4. JCPDS (1997). Powder Diffraction File 15–762. ICDD, Walnut Street, Philadelphia, PA.         [ Links ]

5. Banks E., Chianelli R. and Korenstein R. (1975). Crystal chemistry of struvite analogs of the type MgMPO4·6H2O(M+ =K+,Rb+,Cs+,Tl+,NH4+). Inorg. Chem. 14, 1634–1639.         [ Links ]

6. Mathew M. and Schroeder L.W. (1979). Crystal structure of a struvite analogue MgKPO4·6H2O. Acta Cryst. B35, 11–13.         [ Links ]

7. Whitaker A. and Jeffery J.W. (1970). The crystal structure of struvite MgNH4PO4·6H2O. Acta Cryst. B26, 1429–1440.         [ Links ]

8. Huheey J.E., Keiter E.A. and Keiter R.L. (1993). Inorganic Chemistry, 4th edn. HarperCollins, New York.         [ Links ]

9. JCPDS (1997). Powder Diffraction File patterns 15–762 and 35–812. ICDD, Walnut Street, Philadelphia, PA.         [ Links ]

10. Abbona F., Calleri M. and Ivaldi G. (1984). Synthetic struvite MgNH4PO4·6H2O correct polarity and surface features of some complementary forms. Acta Cryst. B40, 223–227.         [ Links ]

 

 

Received 6 June. Accepted 20 August 2008.

 

 

This article is accompanied by supplementary analytical and crystallographic results in tabular and graphical form online at www.sajs.co.za
* Author for correspondence. E-mail: dunleveyj@ukzn.ac.za

 

 

Supplementary material to:
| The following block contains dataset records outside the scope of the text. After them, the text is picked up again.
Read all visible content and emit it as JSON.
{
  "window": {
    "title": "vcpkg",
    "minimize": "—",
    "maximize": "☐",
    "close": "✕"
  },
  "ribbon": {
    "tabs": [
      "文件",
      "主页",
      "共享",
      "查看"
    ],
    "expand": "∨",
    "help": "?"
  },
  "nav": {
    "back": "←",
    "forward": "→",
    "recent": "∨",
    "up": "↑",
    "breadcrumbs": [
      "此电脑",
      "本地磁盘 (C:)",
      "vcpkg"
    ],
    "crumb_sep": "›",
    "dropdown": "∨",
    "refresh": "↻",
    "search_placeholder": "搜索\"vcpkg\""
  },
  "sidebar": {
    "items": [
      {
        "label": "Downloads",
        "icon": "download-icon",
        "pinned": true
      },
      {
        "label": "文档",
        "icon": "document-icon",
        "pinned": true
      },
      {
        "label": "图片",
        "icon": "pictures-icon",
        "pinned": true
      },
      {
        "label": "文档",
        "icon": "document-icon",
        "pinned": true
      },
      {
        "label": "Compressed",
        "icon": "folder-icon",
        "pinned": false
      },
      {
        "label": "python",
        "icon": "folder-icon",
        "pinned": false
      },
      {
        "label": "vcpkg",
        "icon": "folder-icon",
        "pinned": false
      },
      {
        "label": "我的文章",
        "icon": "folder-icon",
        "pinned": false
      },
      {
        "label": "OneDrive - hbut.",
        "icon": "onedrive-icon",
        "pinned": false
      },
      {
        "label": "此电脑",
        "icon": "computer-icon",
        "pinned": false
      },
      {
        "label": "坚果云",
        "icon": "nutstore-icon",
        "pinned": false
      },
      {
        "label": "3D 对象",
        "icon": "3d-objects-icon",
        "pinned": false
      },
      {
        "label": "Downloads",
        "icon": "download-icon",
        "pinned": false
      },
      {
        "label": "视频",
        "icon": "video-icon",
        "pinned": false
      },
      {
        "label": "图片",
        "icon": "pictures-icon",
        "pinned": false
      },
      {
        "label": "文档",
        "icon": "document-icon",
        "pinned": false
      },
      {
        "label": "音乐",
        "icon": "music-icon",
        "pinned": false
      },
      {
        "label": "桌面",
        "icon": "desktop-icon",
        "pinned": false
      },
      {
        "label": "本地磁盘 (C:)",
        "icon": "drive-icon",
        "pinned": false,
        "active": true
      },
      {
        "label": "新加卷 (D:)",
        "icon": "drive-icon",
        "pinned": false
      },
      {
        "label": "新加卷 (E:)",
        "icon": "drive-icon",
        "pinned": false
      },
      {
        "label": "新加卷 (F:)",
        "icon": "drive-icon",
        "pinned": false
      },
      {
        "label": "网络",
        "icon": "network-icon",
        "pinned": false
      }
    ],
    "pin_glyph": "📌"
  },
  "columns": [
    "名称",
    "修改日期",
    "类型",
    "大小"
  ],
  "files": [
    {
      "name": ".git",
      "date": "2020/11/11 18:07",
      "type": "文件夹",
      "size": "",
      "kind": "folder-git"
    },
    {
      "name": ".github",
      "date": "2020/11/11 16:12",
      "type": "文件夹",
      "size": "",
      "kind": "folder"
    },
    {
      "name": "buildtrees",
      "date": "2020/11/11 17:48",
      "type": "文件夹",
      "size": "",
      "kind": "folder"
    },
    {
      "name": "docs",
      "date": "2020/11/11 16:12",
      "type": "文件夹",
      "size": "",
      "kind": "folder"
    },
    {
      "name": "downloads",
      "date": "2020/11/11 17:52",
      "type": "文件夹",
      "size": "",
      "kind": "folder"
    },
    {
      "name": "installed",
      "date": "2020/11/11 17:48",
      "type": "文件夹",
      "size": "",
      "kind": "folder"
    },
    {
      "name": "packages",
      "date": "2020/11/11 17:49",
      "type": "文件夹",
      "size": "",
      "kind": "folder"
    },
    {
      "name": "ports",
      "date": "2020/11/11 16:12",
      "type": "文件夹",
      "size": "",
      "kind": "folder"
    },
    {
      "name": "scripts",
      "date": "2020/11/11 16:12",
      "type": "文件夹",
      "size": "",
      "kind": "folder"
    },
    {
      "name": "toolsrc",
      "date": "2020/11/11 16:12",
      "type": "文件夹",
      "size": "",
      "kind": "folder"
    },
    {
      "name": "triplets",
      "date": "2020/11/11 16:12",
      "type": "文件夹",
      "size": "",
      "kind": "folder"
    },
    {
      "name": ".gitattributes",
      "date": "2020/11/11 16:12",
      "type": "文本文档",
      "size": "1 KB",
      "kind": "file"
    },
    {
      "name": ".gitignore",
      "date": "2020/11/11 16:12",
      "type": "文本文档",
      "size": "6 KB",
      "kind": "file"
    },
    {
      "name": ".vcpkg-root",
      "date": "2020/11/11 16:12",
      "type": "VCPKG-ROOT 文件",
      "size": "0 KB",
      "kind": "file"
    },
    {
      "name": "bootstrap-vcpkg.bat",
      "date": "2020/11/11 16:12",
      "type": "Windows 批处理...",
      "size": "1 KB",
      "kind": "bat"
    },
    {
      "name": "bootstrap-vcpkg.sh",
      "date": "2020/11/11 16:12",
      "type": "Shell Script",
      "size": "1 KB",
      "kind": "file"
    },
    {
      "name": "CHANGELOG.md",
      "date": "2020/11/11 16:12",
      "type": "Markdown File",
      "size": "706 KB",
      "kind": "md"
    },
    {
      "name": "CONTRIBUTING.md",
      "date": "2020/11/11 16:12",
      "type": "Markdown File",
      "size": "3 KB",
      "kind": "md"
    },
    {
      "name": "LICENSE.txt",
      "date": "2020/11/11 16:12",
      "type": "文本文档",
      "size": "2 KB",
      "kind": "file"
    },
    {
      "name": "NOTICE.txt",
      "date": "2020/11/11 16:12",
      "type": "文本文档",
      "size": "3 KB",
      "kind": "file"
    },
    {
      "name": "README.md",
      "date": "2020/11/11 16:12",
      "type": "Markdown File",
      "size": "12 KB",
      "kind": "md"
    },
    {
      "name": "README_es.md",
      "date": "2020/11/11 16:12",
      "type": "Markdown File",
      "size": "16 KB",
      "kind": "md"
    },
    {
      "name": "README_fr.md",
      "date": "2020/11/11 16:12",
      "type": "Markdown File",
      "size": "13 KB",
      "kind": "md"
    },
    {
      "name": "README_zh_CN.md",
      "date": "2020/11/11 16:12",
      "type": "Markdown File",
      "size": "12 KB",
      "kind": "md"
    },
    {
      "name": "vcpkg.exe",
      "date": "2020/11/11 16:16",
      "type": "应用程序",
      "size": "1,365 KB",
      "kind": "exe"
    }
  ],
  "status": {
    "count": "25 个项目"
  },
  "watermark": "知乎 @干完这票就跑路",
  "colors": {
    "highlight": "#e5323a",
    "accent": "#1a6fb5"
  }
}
Dunlevey J. and Laing M. (2008). Struvite infection calculi in dogs: Problems with urinary calculus identification, and the value of the results. S. Afr. J. Sci. 104, 471–472.